Closing Lecture

Entropic forces in the mechanics of solids
Lecturer: Professor Lambert Ben Freund (USA)
Field: Solid Mechanics

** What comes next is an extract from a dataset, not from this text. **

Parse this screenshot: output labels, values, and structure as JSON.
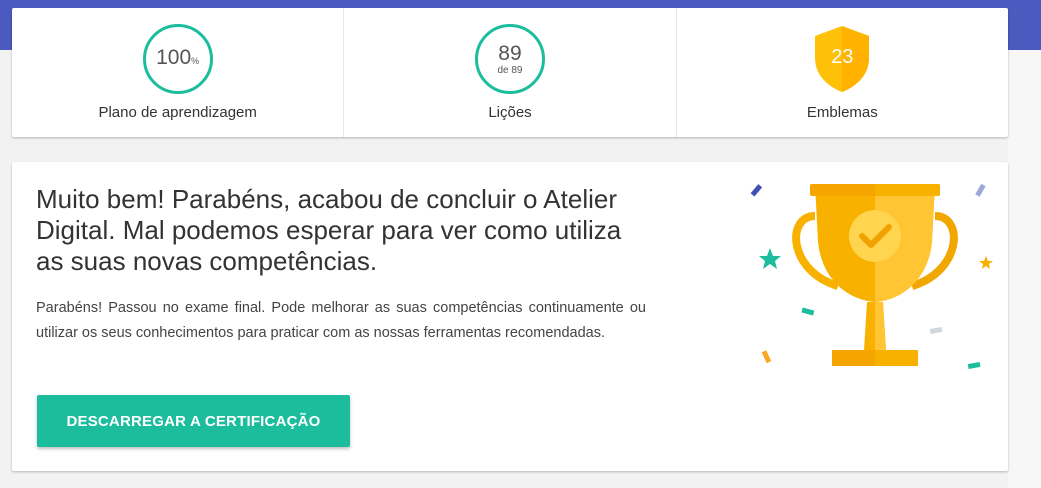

Entropic forces in mechanical systems are phenomenological forces that arise from the tendency of the system to maximize its entropy, most commonly without storage of internal energy. The small elastic components that comprise biological structures are typically immersed in water – a thermal environment – in which they are induced to undergo fluctuations. For example, the fluctuations induced in an elastic membrane compete directly against the resistance of the membrane to bending. This competition is statistical rather than deterministic and, to render it quantitative, it is considered within the framework of classical statistical mechanics. The means of estimating the constraining forces which are generated in such systems is the central point of the discussion. A number of simple examples are analyzed to illustrate the main ideas involved, and the presentation concludes with a discussion of confinement of a fluctuating elastic membrane within a stack of identical and nominally parallel membranes, giving rise to an entropic mutual repulsion.